Steps to Becoming a Pilot at 35

If you find the idea of being a 35 year old pilot trainee appealing, here are some steps to follow:

Pass the FAA Medical Exam

All pilots need to pass periodic physical exams by an FAA-approved doctor, known as a “medical certificate”. This checks vision, hearing, mental health, heart issues, and other conditions that could impair piloting abilities. 35 year olds should still be able to pass this medical requirement.

Obtain a Student Pilot Certificate

Anyone flying solo must hold a student pilot certificate. To qualify, you must be at least 16 years old and able to communicate aviation concepts in English. Student certificates can be obtained from an FAA-approved doctor.

Enroll in Flight Training

Formal flight instruction can be obtained through an FAA-approved flight school. Choose between local flying clubs, colleges, universities, or dedicated flight academies based on your budget and preferences. Be sure to find certified flight instructors. Instruction for a private pilot license takes around 40-70 hours. Commercial certification requires 190-250 hours of training.

Log Solo Flight Time

Student pilots need to record at least 20 hours piloting an aircraft solo, including 5 hours on cross-country flights over 100 nautical miles. This hands-on experience is key preparation for the licensing exam.
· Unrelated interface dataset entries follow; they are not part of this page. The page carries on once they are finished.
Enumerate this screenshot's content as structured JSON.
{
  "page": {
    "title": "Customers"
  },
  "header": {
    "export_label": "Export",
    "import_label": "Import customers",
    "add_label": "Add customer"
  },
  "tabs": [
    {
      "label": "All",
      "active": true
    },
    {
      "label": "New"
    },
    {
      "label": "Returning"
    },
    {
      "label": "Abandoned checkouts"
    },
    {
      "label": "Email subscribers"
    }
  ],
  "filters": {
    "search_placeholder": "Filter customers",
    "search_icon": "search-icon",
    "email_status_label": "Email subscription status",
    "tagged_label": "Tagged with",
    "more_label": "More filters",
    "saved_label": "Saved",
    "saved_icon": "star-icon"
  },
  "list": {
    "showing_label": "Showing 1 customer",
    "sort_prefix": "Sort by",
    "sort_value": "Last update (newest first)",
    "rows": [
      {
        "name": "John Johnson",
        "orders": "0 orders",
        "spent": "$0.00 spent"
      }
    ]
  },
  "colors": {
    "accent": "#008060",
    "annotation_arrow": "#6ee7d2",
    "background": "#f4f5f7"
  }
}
Older trainees may need to spend more time mastering solo flight than younger students.

Pass FAA Written and Practical Tests

The FAA administers written exams on aviation concepts and practical flight tests to license pilots. Additional ratings are required for instrument flying or piloting multi-engine aircraft. Motivated 35 year old students can study diligently to pass these assessments.

Physical Effects of Aging to Consider

Here are some normal effects of aging around 35 years old that can impact piloting abilities if not properly managed:

Vision Changes

After age 40, the lenses of the eyes gradually lose flexibility. This makes it harder to shift focus between objects near and far away. Pilots need sharp distance vision and near vision for cockpit gauges and controls. Get a thorough exam to detect any problems like astigmatism or near-sightedness. Corrective lenses may be required to meet vision standards.

Slower Reaction Time

Processing visual information and movements slows with age. Pilots must act quickly in emergencies requiring sudden maneuvers. Simulator practice is key to honing responsiveness. Fatigue also slows reactions, so get adequate rest before flying.

Hearing Loss

Gradual loss of hearing acuity and perception is common after age 35. This can make it harder to understand air traffic control communications. An aviation headset can offset minor high frequency hearing deficits. More severe issues may require a special medical flight exam.

Muscle Strength Reduction

By the 40s and 50s, muscle mass begins decreasing by up to 3% per year if exercise is not maintained. Pilots need arm and leg strength to work rudder pedals and control yokes. Weight training helps counteract loss of strength and stamina.

Increased Risk Factors

Advancing age increases the chances of medical conditions like high blood pressure, heart problems, and artery/vein issues. These require careful monitoring since they can impair piloting abilities. Maintaining normal weight, diet, and exercise is key.


Becoming a pilot at 35 or older certainly presents challenges compared to doing flight training at a younger age. But with discipline and dedication, it is still within the reach of many 35 year olds looking to experience the thrill of piloting an aircraft.

The FAA imposes no maximum age limits for commercial pilots, though airline pilots must retire by 65. Private pilot training has fewer hours requirements than commercial certification.

While vision, hearing, reaction time, and strength naturally decline past age 35, proper medical oversight can detect issues early. With diligent practice on flight simulators, older novice pilots can overcome slower reflexes. And maturity can actually provide benefits like financial resources, patience, and life experience.

With drive and commitment, 35 year olds can earn private or commercial pilot licenses for an exciting second career taking to the skies. Proper precautions are necessary, but age alone should not ground a motivated pilot trainee.